Now wasn’t it the same government who went to lengths trying to reduce inflation? So should they not be happy that inflation figures are diving headlong and fast approaching zero and if some experts are to be believed, will hit negative figures by year end. The same policy makers are now scared of the looming Deflation!
So what is this “Deflation” and why is it so scary?
To understand deflation, let us review inflation first. Inflation you may remember was a term used to signify a general increase in price levels of stuff. Inflation meant that stuff would keep getting more and more expensive and in a way the value of money would decrease as the same one rupee would be able to purchase less. And I am sure you remember the two very basic reasons which can cause inflation: Increased money supply and the resultant increase in demand or a decrease in supply due to various reasons.
Now deflation is a persistent fall in price levels or the commonly followed macroeconomic indicators like in our case it would be the WPI (Wholesale Price Index). Please remember, the decrease in the rate of inflation (the rate at which inflation is growing) is called “Disinflation”. Disinflation and deflation are two very different terms. Generally, a one-time fall in the price level does not constitute a deflation. Instead, one has to see continuously falling prices for well over a year before concluding that the economy suffers from deflation.
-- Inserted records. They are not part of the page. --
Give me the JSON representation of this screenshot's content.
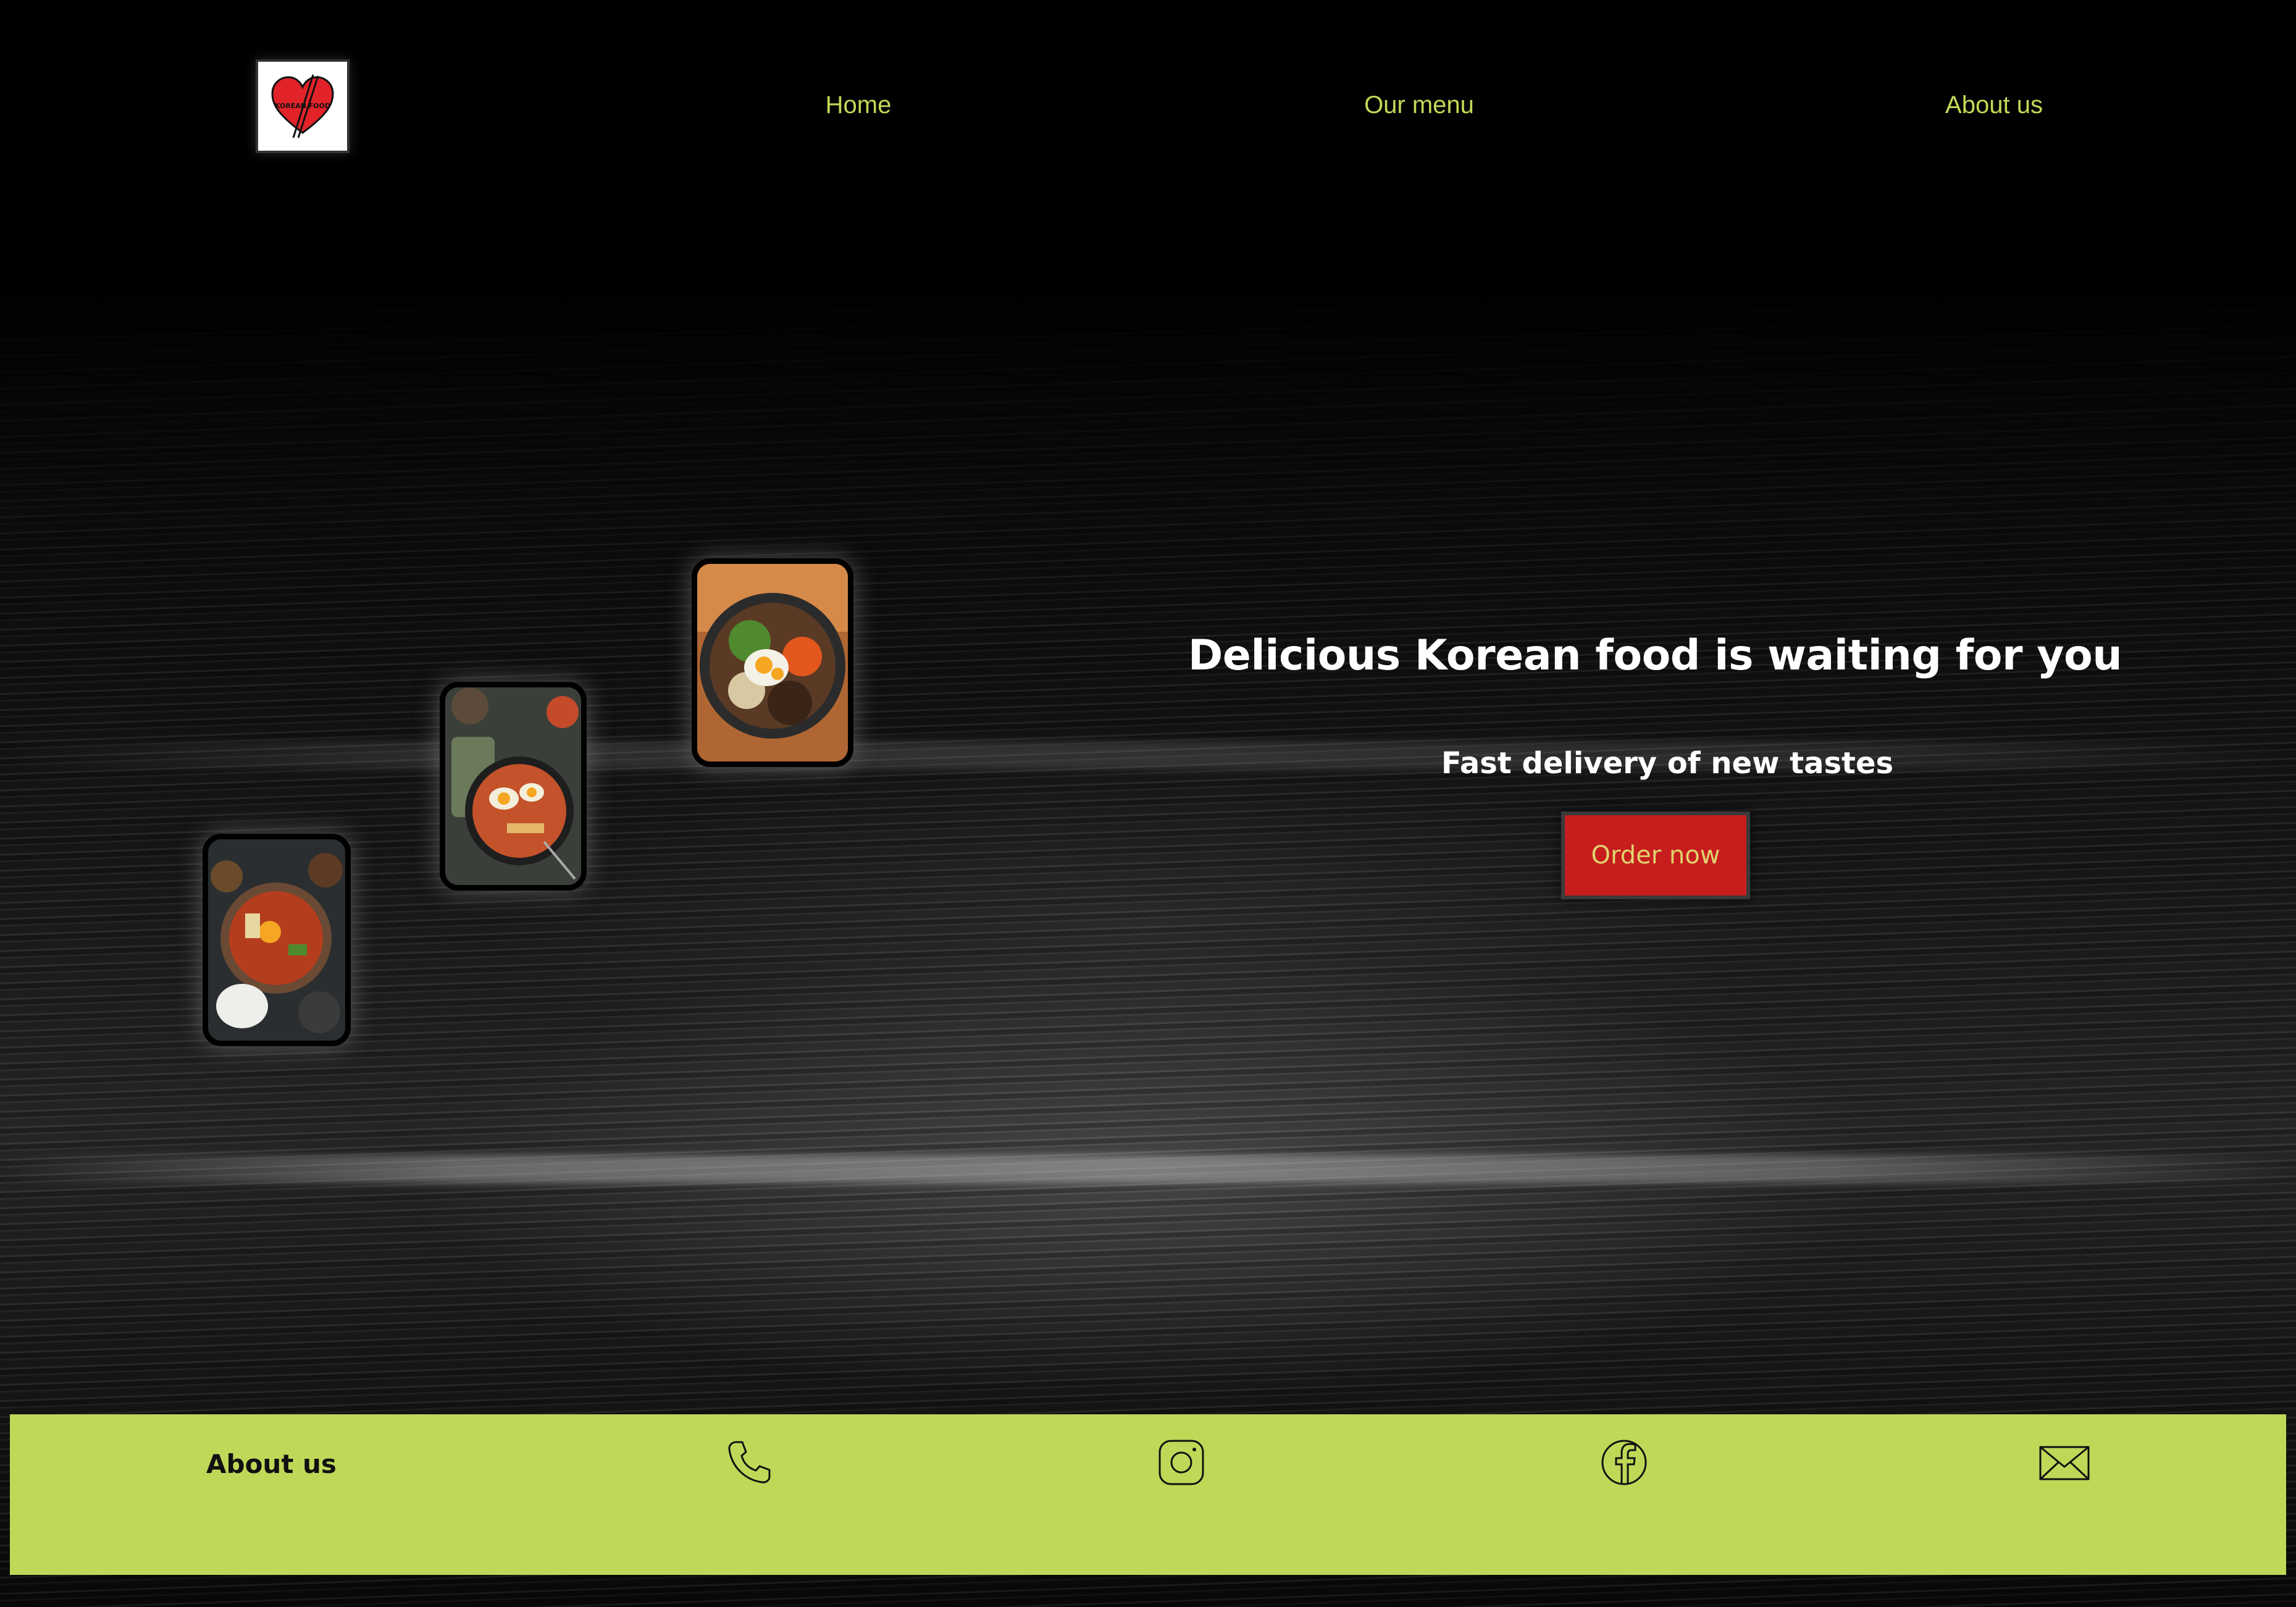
{
  "header": {
    "logo_text": "KOREAN FOOD",
    "nav": [
      {
        "label": "Home"
      },
      {
        "label": "Our menu"
      },
      {
        "label": "About us"
      }
    ]
  },
  "hero": {
    "title": "Delicious Korean food is waiting for you",
    "subtitle": "Fast delivery of new tastes",
    "cta_label": "Order now"
  },
  "food_images": [
    "bibimbap-icon",
    "ramen-icon",
    "stew-icon"
  ],
  "footer": {
    "title": "About us",
    "icons": [
      "phone-icon",
      "instagram-icon",
      "facebook-icon",
      "mail-icon"
    ]
  },
  "colors": {
    "accent": "#c0d858",
    "nav_text": "#c2da57",
    "button_bg": "#c71d1d",
    "button_text": "#e0d36e",
    "background": "#000000"
  }
}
In a deflationary environment, as the price of goods fall, people have look to delay purchases in the hope that the prices will fall further and that reduces the demand and therefore overall economic activity. So it is almost like a negative vicious circle where decreasing prices lead to decreasing demand (as people do not buy hoping for further fall in prices) and the decreasing demand leads to further decreasing prices. Ultimately the wealth creation of an economy goes for a six!